For 20 years, Steamboat resident Rob Douglas was a Washington, D.C. private detective specializing in homicide, political corruption and terrorism. Since 1998, Douglas has been a commentator on local, state and national politics in Washington, D.C., Maryland and Colorado. To reach Rob Douglas, email rdouglas@SteamboatToday.com.
Find more columns by Douglas here.
Six months ago, Steamboat Pilot & Today published my first weekly column. During that period, I've received hundreds of comments and questions about the opinions I've expressed and the topics I've selected. Today, I'll attempt to address the most frequent inquiries.
Most of the questions I receive fit within the categories of what, when and why. What issues are important to me? Why are they important? And, when do I think an issue should be covered in a relatively small and insular community?
The issues that most interest me are those involving public policy. How public officials conduct themselves and how they reach decisions that impact the communities they represent are paramount each week when I reprioritize the ever-growing list of topics I maintain.
A quick look at the columns I've written since Feb. 29 demonstrates there is no dearth of important public policy issues in Routt County.
Those issues include: racism; the interaction between Triple Crown Sports and our community; the propriety of elected representatives favoring one constituent over others as illustrated by the striping of Routt County Road 36; the granting of variances far in excess of building codes; an elected official's duty when convicted of a crime; the lack of civic participation at public meetings; light pollution in our valley; the number of illegal residences in Steamboat as revealed by the death of David Engle and the lack of any meaningful policy changes in response to his death; the divisive nature of Steamboat Springs School Board member John DeVincentis; and the lack of civilian control of the Oak Creek Police Department.
Why do I think public policy issues are worth writing about? Because those issues impact the largest number of citizens, and the level of civic involvement in the resolution of issues of public concern is often a good barometer of the civic health of a community.
For example, I am struck by the difference between how the residents of Steamboat Springs and Oak Creek are reacting to issues currently confronting their respective elected officials.
Steamboat Springs is dealing with the controversial termination of a city manager and the selection of a new manager, during a crucial time period given pending revenue and urban growth challenges. Oak Creek is dealing with a controversial police chief and significant issues concerning separation of powers and civilian oversight.
But here's the difference:
At a Steamboat Springs City Council meeting held specifically to obtain community input about the desired qualities for the next city manager, three people addressed the council. Out of about 11,000 Steamboat Springs residents, three showed up to speak to the council about their views on choosing who will lead the city administratively for the foreseeable future.

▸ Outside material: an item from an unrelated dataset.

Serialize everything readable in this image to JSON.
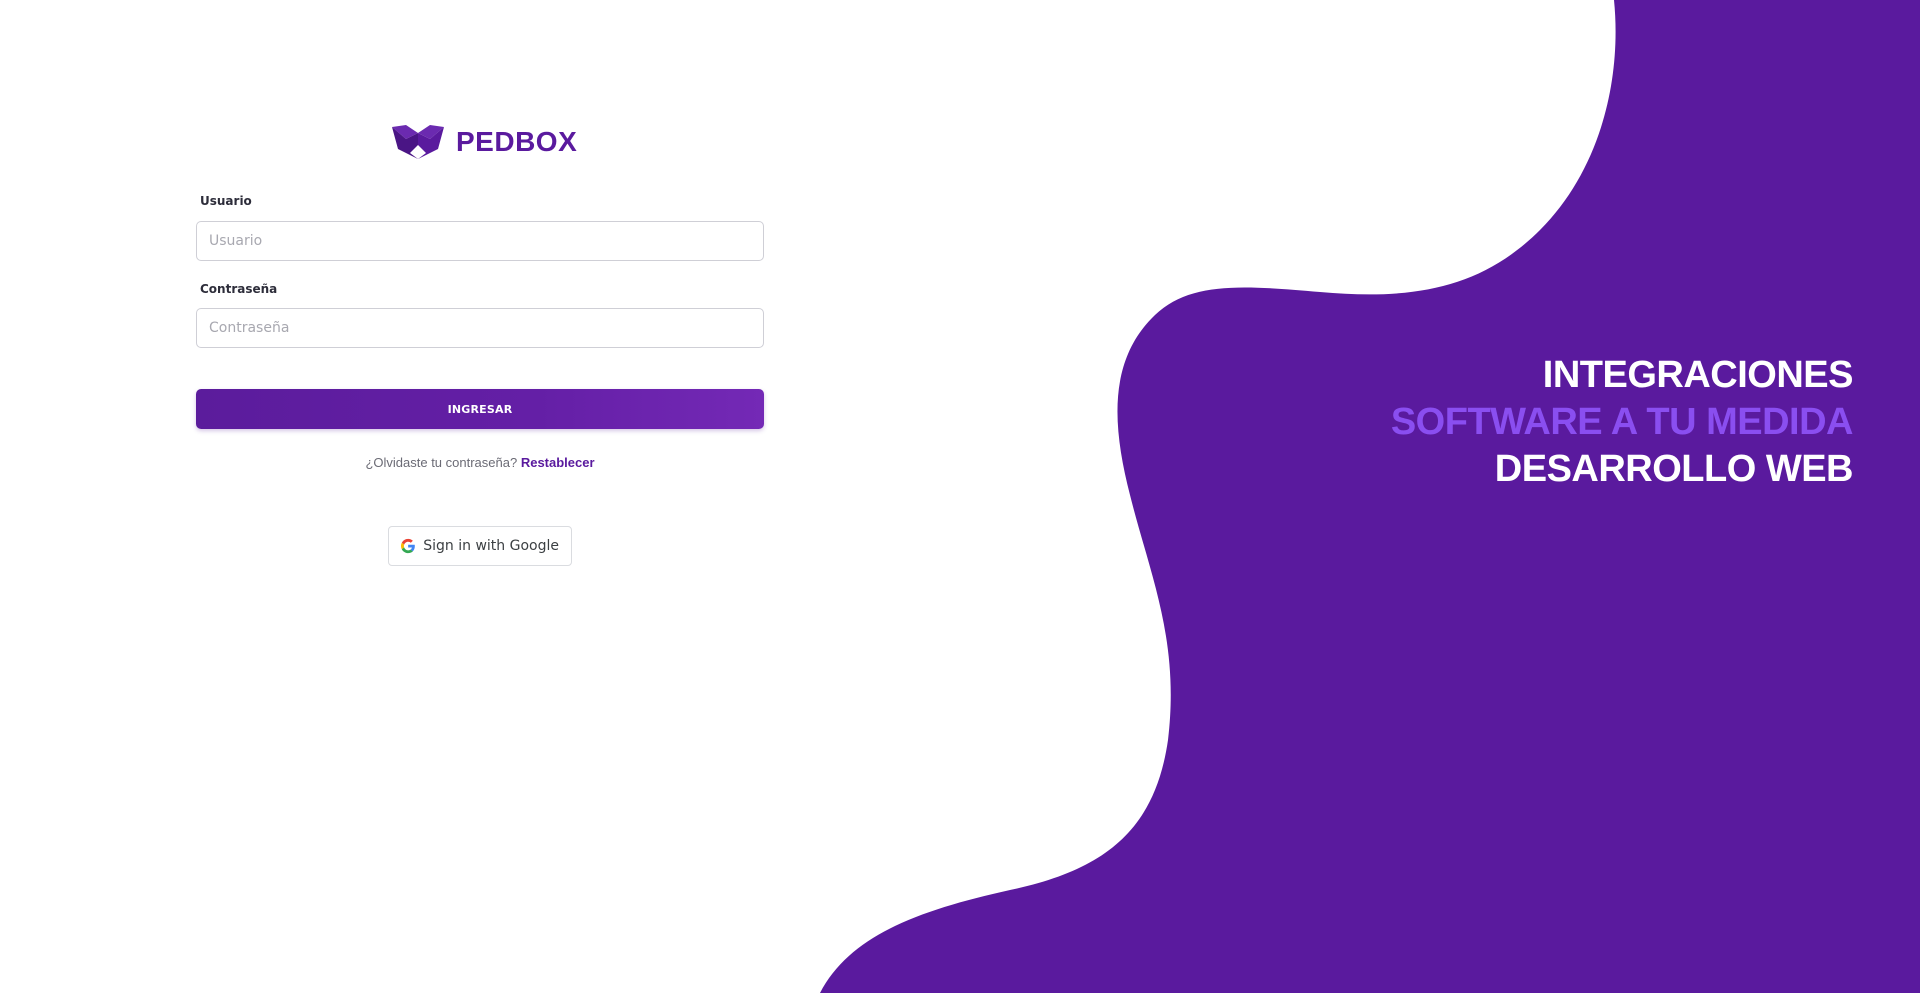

On the other hand, at a recent meeting in Oak Creek, 40 residents - out of a population of 950 - crammed the meeting room and an adjacent hallway to express their view of the police department. That's the statistical equivalent of 450 Steamboat residents. Additionally, the overwhelming majority of merchants in Oak Creek ran an ad for three days in the Steamboat Pilot & Today offering an apology to Routt County for the current policing situation in Oak Creek.
So, while some scoff at the current situation in Oak Creek, I believe Oak Creek's strong citizen participation on a controversial issue demonstrates a far higher level of civic health than that of Steamboat.
Finally, the question of when an issue should be covered in a relatively small and insular community is thornier than it might appear. I constantly hear from readers who believe I shouldn't cover controversial topics while the controversy is under way, because they think it impolite.
I am not unsympathetic to that argument, but I firmly believe the best medicine for public policy disputes and controversial topics is full exposure of the facts and issues involved. That allows residents to become fully engaged and exert pressure on policy makers to bring about change where desired and in a timely fashion.
In the weeks and months to come, I'll continue to follow these issues and others, including affordable housing; urban growth boundaries; illegal immigration; public budgets; community organization funding; suicide rates; alcohol use by minors; and the role of the press in public policy matters.
I hope you'll continue to participate in my columns by continuing to provide feedback.
To reach Rob Douglas, e-mail Rob@InsideIDTheft.info